As plant operations become more complex, proper alarm monitoring becomes very critical to manage the correct operation of the plant. Nowadays digital field devices are increasingly used due to their advanced diagnostic capabilities. With an increased volume of information created by the growing number of parameters from field devices, event and alarm functions issue more detailed information. Today a new standard, NE107, provides standardized alarm functions, allowing end users to take control of setting alarms based on their application needs to eliminate unnecessary alarm flooding.
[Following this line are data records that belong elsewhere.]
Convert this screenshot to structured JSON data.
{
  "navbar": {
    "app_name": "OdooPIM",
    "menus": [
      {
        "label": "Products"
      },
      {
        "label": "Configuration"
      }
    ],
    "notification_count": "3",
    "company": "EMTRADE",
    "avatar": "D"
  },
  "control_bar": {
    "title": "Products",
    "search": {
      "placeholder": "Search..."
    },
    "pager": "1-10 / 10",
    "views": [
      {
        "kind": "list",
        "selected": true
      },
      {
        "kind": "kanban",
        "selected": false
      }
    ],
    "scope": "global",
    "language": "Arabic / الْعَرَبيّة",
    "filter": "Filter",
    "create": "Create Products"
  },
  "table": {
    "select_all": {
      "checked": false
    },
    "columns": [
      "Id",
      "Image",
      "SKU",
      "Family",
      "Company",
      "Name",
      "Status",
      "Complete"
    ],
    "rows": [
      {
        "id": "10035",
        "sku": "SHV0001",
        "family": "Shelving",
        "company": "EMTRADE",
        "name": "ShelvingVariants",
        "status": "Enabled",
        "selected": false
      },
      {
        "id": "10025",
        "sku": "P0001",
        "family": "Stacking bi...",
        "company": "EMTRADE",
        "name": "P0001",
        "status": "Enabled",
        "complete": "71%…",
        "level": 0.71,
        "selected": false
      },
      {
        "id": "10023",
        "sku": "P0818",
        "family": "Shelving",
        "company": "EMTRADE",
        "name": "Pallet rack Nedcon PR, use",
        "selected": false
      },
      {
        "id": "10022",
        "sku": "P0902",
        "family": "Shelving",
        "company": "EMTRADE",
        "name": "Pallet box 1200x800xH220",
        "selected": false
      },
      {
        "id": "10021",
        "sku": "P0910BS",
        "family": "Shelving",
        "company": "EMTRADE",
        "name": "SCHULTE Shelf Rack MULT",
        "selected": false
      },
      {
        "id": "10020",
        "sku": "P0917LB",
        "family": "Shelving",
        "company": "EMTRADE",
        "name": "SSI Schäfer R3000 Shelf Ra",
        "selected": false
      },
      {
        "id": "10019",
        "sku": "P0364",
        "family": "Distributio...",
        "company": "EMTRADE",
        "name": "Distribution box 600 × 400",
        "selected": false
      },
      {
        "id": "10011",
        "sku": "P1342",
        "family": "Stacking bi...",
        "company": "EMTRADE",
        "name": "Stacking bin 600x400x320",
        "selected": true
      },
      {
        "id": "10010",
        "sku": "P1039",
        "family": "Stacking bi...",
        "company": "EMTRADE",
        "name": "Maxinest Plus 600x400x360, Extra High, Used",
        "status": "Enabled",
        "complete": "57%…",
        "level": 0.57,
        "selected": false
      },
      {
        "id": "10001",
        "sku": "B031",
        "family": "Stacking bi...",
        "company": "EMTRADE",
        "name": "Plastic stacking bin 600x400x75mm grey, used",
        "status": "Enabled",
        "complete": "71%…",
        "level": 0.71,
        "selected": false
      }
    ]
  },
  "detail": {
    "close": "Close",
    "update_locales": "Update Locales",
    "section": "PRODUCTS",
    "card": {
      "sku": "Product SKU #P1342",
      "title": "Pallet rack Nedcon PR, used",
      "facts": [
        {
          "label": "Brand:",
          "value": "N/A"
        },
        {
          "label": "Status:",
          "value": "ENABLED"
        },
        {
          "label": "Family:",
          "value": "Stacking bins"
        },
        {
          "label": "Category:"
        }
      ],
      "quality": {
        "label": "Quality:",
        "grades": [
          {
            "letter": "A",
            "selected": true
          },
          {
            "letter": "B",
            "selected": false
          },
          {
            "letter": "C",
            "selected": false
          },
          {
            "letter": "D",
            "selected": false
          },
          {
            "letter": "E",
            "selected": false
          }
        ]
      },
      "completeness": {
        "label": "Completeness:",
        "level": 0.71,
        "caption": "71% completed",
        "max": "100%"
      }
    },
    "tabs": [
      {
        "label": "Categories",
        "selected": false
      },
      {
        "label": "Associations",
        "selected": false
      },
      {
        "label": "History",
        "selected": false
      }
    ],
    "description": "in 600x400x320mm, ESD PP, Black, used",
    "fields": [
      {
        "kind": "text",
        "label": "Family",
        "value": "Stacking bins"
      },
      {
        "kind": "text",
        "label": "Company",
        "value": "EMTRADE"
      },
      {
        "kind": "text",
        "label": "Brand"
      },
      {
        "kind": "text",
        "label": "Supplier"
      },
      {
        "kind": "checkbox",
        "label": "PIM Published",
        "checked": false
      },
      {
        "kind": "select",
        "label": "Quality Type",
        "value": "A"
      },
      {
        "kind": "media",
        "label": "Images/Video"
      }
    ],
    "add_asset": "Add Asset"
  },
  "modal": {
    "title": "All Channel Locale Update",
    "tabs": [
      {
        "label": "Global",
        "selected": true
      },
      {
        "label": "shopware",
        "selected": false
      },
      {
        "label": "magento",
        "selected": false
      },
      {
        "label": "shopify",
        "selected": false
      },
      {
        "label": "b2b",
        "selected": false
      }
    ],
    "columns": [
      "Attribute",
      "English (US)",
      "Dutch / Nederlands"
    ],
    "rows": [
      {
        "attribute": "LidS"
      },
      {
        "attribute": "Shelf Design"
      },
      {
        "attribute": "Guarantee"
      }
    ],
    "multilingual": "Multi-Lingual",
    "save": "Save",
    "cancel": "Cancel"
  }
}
This article introduces the NE107 standard and provides insight into how a Frame Application (FieldMate) and NE107-compliant device DTMs enable access to the advanced diagnostics and delivery of alarm status information to the right people at the right time in one standardized interface.
NE 107 Field Diagnostics Function
NAMUR NE 107 is a standard for preventing alarm flooding and offering appropriate diagnosis information to the relevant people when necessary. It was developed as a specification for self-diagnosing field devices and yields reliable results, categorizes alarms into four standardized statuses (F: failure, C: function check, S: out of specification, and M: maintenance required). This enables users to configure diagnostics and provides detailed information for experts.
- NE 107 Field Diagnostics Function of Yokogawa DTM and Flow of Alarm Information
To enhance the setting and checking of field devices in accordance with NE 107, Yokogawa has incorporated the Field Diagnostics function in its device DTMs for FOUNDATION Fieldbus and PROFIBUS. This function conforms to the FOUNDATION Fieldbus Diagnostics Profile Specification (FF-912 FS1.0) and PROFIBUS Profile for Process Control Devices Version 3.02. This section outlines the NE 107-compliant alarm setting function for the FOUNDATION Fieldbus. Figure 1 shows the flow of alarm information through this function.
The flow starts at the Extended Field Diagnostic Alarm (the bottom of Figure 1). Alarms are defined by vendors for each device, and 32 alarms are grouped each into several blocks. Yokogawa specifies 256 alarms in eight blocks. Users can select or deselect these alarms at Escalation Enable, and the selected alarms are sent to the upper layer of Manufacturer-Specific Condition, which is called Aggregated Field Diagnostic Alarms in DTM.
The selected alarms are aggregated in 32 alarms (see Figure 2). These alarms are common to transmitters, flow meters, operational devices, displays and analyzers, and they are arranged in order of priority. For each status signal, device-specific alarm bits are set.
- Recommended Action
To help users respond quickly and appropriately to alarms, Yokogawa provides the status window in the device DTM based on the priority of 32 aggregated field diagnostic alarms (Figure 4). The recommended action is displayed to prompt users to deal with the alarms. In addition, the status (F, C, S, or M) of each aggregated field diagnostic alarm is displayed in the tree view. By unfolding each alarm, users can check detailed alarm information (status of respective extended field diagnostic alarms).
As digital field devices become more diverse and offer greater functionality, it’s important for vendors to incorporate newer standards within their smart instrumentation and advanced control systems. When coupling NE107 field diagnostics functions and the delivery method enabled with FDT Technology, both of which are incorporated in Yokogawa’s FieldMate R2.06, users have created peace of mind, ensuring their assets and available intelligent information are being used to their full potential for improved operations and maintenance.
* FieldMate and EJX are registered trademarks of Yokogawa Electric Corporation.
*FOUNDATION Fieldbus, HART, and PROFIBUS are registered trademarks of the Fieldbus Foundation, HART Communication Foundation, and PROFIBUS User Organization, respectively.